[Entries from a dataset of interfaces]
━━━━━━━━━━━━━━━━━━━━
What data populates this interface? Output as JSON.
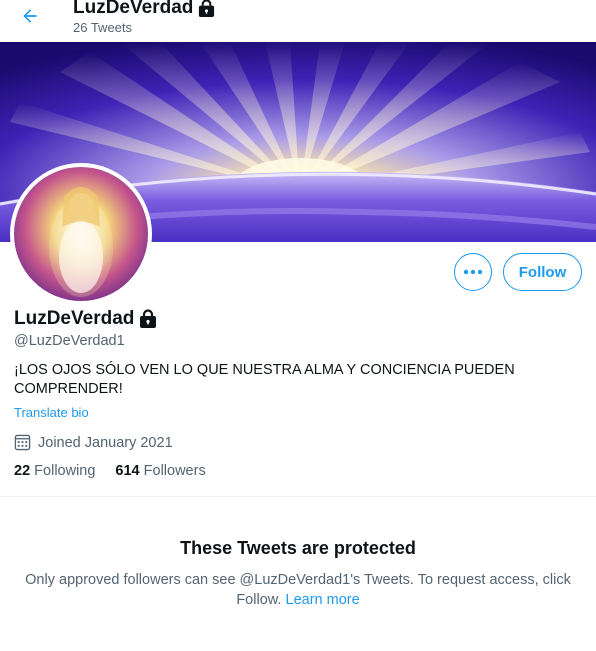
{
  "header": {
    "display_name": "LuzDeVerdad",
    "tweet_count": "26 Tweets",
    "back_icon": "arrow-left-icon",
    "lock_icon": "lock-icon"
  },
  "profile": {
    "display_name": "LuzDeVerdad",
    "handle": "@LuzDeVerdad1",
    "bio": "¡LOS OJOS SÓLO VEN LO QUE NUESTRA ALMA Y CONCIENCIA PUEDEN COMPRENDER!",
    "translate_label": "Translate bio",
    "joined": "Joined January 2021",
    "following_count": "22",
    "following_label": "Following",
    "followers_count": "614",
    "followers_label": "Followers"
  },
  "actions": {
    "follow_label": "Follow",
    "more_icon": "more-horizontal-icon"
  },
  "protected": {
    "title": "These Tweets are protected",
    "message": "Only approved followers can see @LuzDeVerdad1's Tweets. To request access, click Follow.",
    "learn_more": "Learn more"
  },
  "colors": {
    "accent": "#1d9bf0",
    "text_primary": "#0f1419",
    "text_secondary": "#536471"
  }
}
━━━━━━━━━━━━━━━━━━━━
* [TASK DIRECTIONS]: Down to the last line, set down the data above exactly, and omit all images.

* [SOLUTION TO THIS EXERCISE]:
What data populates this interface? Output as JSON.
{
  "header": {
    "display_name": "LuzDeVerdad",
    "tweet_count": "26 Tweets",
    "back_icon": "arrow-left-icon",
    "lock_icon": "lock-icon"
  },
  "profile": {
    "display_name": "LuzDeVerdad",
    "handle": "@LuzDeVerdad1",
    "bio": "¡LOS OJOS SÓLO VEN LO QUE NUESTRA ALMA Y CONCIENCIA PUEDEN COMPRENDER!",
    "translate_label": "Translate bio",
    "joined": "Joined January 2021",
    "following_count": "22",
    "following_label": "Following",
    "followers_count": "614",
    "followers_label": "Followers"
  },
  "actions": {
    "follow_label": "Follow",
    "more_icon": "more-horizontal-icon"
  },
  "protected": {
    "title": "These Tweets are protected",
    "message": "Only approved followers can see @LuzDeVerdad1's Tweets. To request access, click Follow.",
    "learn_more": "Learn more"
  },
  "colors": {
    "accent": "#1d9bf0",
    "text_primary": "#0f1419",
    "text_secondary": "#536471"
  }
}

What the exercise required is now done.